> **EXERCISE**: Each line of the data below that includes the string "arrow" must be copied.

━━━━

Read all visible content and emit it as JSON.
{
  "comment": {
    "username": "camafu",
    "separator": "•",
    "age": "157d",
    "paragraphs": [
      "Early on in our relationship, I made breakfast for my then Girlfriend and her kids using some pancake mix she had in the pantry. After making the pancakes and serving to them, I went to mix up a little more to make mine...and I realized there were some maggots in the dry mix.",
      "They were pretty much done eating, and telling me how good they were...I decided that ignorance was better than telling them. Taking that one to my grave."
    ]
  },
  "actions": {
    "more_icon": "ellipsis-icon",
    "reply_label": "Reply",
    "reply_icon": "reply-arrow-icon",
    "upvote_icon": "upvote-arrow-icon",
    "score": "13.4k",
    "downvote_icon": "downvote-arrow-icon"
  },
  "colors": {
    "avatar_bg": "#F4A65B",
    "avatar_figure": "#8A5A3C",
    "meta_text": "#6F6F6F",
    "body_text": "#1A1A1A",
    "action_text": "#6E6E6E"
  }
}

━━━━

> **YOUR SOLUTION**:
    "reply_icon": "reply-arrow-icon",
    "upvote_icon": "upvote-arrow-icon",
    "downvote_icon": "downvote-arrow-icon"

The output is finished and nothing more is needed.